→ Problem requirements
Each entry is to be output as written, so that none is missing.

→ Material shown
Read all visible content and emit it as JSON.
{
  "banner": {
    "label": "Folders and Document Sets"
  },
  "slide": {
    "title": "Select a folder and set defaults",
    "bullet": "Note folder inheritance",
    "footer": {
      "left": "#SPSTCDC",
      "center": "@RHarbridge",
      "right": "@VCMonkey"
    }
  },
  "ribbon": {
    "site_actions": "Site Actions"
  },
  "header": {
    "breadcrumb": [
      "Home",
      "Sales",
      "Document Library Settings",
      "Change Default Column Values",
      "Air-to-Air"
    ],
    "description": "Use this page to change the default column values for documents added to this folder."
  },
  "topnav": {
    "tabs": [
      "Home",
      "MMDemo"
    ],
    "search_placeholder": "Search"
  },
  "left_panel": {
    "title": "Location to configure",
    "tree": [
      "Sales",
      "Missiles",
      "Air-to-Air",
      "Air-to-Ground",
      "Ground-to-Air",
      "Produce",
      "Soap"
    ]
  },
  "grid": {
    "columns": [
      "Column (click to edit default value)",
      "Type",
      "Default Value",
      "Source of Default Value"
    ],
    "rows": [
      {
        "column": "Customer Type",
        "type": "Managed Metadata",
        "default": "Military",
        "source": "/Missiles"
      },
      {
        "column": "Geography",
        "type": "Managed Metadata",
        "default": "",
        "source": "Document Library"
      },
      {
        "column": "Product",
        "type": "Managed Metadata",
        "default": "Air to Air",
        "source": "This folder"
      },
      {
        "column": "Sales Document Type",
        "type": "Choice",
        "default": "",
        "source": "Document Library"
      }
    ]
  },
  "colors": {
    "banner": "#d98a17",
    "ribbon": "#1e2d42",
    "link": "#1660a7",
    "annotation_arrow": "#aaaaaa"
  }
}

→ Output for this task
Read all visible content and emit it as JSON.
{
  "banner": {
    "label": "Folders and Document Sets"
  },
  "slide": {
    "title": "Select a folder and set defaults",
    "bullet": "Note folder inheritance",
    "footer": {
      "left": "#SPSTCDC",
      "center": "@RHarbridge",
      "right": "@VCMonkey"
    }
  },
  "ribbon": {
    "site_actions": "Site Actions"
  },
  "header": {
    "breadcrumb": [
      "Home",
      "Sales",
      "Document Library Settings",
      "Change Default Column Values",
      "Air-to-Air"
    ],
    "description": "Use this page to change the default column values for documents added to this folder."
  },
  "topnav": {
    "tabs": [
      "Home",
      "MMDemo"
    ],
    "search_placeholder": "Search"
  },
  "left_panel": {
    "title": "Location to configure",
    "tree": [
      "Sales",
      "Missiles",
      "Air-to-Air",
      "Air-to-Ground",
      "Ground-to-Air",
      "Produce",
      "Soap"
    ]
  },
  "grid": {
    "columns": [
      "Column (click to edit default value)",
      "Type",
      "Default Value",
      "Source of Default Value"
    ],
    "rows": [
      {
        "column": "Customer Type",
        "type": "Managed Metadata",
        "default": "Military",
        "source": "/Missiles"
      },
      {
        "column": "Geography",
        "type": "Managed Metadata",
        "default": "",
        "source": "Document Library"
      },
      {
        "column": "Product",
        "type": "Managed Metadata",
        "default": "Air to Air",
        "source": "This folder"
      },
      {
        "column": "Sales Document Type",
        "type": "Choice",
        "default": "",
        "source": "Document Library"
      }
    ]
  },
  "colors": {
    "banner": "#d98a17",
    "ribbon": "#1e2d42",
    "link": "#1660a7",
    "annotation_arrow": "#aaaaaa"
  }
}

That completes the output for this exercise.